What's old is new again.  That's certainly true for singer-songwriter Susan Werner whose latest album blends hit songs from the '60s and '70s with classical music. 

Werner has covered a lot of musical ground over the past 15 years, including folk albums, jazz, and a recent collection of gospel music.  With Classics, Susan ventures into the classical world and puts a new spin on some old favorites.

"The way I decided to do it was to take familiar materials and to arrange them for chamber music instruments," she explains.  "So, the idea is that you hear something familiar in a new way and maybe with that you feel something new while listening to an old familiar song."

So how did she begin the process of turning classic pop into contemporary pop and classical?  Susan says it all started with a Billboard magazine.

"For this one, my producer and I sat down with the Billboard Top [Hot] 100 list from 1965 to 1975," explains Werner.  "We just tried them out with the sounds of a string quartet.  We went right down them one after the next, and because I can play by ear, I can fake almost anything.  And we found some that had surprises in them.  The America tune was a big surprise, and I think it works because they sound a bit like pomp and circumstance, like you have a cap and gown and you're going down the aisle and you're about to graduate.  There was this surprise informality in 'Lonely People' that made it just seem like a perfect fit."

Susan Werner, a champion of pop's singer-songwriter era, draws from such giants as Paul McCartney, Stevie Wonder, Brian Wilson, and Simon and Garfunkel.

Susan says one of the most timeless pieces on the album is Marvin Gaye's foreboding melody, "Mercy Mercy Me (The Ecology)."   

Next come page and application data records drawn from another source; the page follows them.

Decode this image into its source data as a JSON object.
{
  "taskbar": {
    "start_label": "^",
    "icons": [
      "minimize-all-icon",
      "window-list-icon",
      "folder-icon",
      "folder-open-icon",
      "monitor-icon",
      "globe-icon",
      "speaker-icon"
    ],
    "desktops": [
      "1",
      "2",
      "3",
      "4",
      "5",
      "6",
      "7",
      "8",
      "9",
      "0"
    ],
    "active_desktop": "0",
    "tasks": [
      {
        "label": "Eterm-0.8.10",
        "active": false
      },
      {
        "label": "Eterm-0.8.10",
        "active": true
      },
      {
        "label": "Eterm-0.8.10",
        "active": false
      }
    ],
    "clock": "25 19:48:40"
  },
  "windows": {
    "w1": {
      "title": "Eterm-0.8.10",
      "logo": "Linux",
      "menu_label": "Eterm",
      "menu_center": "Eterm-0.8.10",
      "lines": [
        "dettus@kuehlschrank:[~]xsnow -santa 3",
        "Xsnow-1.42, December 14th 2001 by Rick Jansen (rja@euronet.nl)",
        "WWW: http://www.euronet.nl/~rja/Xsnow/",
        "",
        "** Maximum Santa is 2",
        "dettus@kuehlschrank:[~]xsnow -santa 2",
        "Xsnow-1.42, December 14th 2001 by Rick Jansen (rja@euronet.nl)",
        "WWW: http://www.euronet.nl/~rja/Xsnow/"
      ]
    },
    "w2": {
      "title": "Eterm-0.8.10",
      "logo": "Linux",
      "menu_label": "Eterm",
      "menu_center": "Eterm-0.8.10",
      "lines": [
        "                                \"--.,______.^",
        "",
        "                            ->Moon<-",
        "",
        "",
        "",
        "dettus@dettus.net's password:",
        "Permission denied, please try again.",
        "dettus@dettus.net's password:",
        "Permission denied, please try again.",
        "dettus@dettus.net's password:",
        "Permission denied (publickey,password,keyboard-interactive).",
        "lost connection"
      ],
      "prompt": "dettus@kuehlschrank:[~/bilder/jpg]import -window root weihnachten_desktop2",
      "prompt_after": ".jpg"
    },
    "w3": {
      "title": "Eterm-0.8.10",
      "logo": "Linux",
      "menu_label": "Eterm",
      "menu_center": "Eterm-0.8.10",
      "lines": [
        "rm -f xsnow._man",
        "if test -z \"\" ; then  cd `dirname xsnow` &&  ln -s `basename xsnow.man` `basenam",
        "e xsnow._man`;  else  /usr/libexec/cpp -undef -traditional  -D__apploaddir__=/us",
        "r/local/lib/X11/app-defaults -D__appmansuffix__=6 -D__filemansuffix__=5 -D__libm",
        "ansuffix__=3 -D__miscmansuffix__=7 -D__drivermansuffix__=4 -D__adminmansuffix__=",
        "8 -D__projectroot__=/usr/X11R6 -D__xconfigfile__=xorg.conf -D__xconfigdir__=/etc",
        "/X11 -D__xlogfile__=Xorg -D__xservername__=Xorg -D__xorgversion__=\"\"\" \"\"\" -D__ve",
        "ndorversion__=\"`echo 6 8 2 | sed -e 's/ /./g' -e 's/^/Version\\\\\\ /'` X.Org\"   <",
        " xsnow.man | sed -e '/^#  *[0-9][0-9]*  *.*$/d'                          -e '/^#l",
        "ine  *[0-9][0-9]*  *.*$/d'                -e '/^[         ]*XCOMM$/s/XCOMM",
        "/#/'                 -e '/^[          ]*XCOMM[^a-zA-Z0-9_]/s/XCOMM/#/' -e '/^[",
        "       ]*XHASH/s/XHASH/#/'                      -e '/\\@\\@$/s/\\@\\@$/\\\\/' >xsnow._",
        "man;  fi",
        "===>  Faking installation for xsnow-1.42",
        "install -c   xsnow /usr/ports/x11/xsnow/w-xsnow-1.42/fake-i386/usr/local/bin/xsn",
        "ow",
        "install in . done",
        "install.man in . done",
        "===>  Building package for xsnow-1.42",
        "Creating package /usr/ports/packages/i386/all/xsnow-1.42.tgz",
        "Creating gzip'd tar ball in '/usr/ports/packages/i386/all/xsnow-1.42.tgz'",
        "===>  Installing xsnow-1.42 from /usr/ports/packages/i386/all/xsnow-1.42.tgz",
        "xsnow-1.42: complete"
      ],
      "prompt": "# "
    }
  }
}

"We determined that the way to do it was to really 'underdo' it, to just let the words, as heartbreaking as they are, speak very clearly and say what it is they're saying," she says. "Which is more true now then it might have been even thirty years ago."

Susan Werner's Classics features a chamber ensemble with accompaniment by several members of the Boston Symphony Orchestra. 

She recently stopped by VOA studios where she performed "Don't Let Me Be Misunderstood," first recorded by singer Nina Simone, but made famous by the British rock band The Animals.